WORK INSTRUCTION: Report all lines of the data below that hold the word "chevron".

INFORMATION:
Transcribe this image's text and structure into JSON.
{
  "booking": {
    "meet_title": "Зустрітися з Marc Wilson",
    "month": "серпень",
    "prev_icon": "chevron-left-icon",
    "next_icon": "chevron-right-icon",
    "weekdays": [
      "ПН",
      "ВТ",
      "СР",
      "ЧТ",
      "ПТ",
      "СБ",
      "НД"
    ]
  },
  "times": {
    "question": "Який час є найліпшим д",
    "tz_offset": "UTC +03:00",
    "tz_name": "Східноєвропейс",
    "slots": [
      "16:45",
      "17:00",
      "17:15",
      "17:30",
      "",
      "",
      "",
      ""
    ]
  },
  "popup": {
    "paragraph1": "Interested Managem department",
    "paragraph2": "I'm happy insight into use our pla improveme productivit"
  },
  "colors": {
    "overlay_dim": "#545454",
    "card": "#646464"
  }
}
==
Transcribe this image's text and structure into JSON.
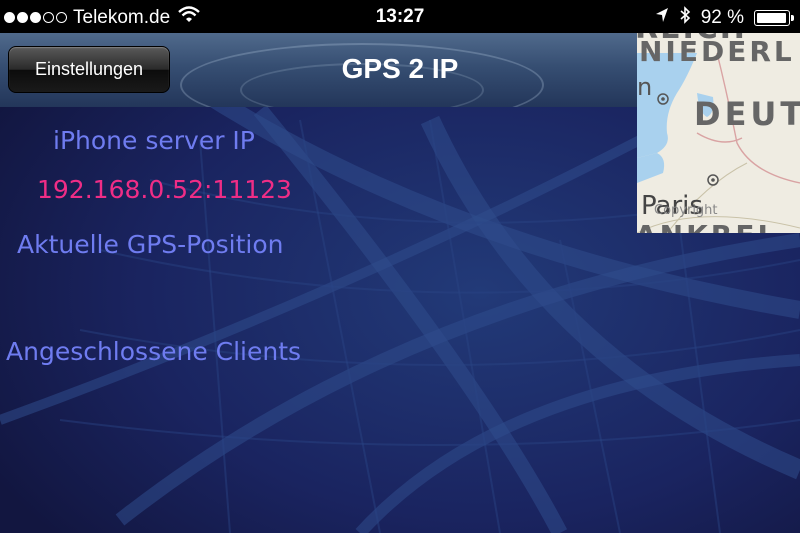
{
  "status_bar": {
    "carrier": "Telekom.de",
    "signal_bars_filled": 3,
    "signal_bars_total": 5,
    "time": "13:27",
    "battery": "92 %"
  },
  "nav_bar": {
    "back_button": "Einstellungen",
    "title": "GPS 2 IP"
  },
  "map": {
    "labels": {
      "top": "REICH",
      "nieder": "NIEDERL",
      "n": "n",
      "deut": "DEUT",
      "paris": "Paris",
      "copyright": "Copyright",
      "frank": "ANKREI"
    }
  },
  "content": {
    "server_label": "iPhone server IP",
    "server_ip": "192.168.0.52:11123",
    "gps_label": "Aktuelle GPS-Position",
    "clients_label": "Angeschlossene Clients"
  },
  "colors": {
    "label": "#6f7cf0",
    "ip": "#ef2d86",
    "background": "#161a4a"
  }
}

TASK SOLUTION:
    "prev_icon": "chevron-left-icon",
    "next_icon": "chevron-right-icon",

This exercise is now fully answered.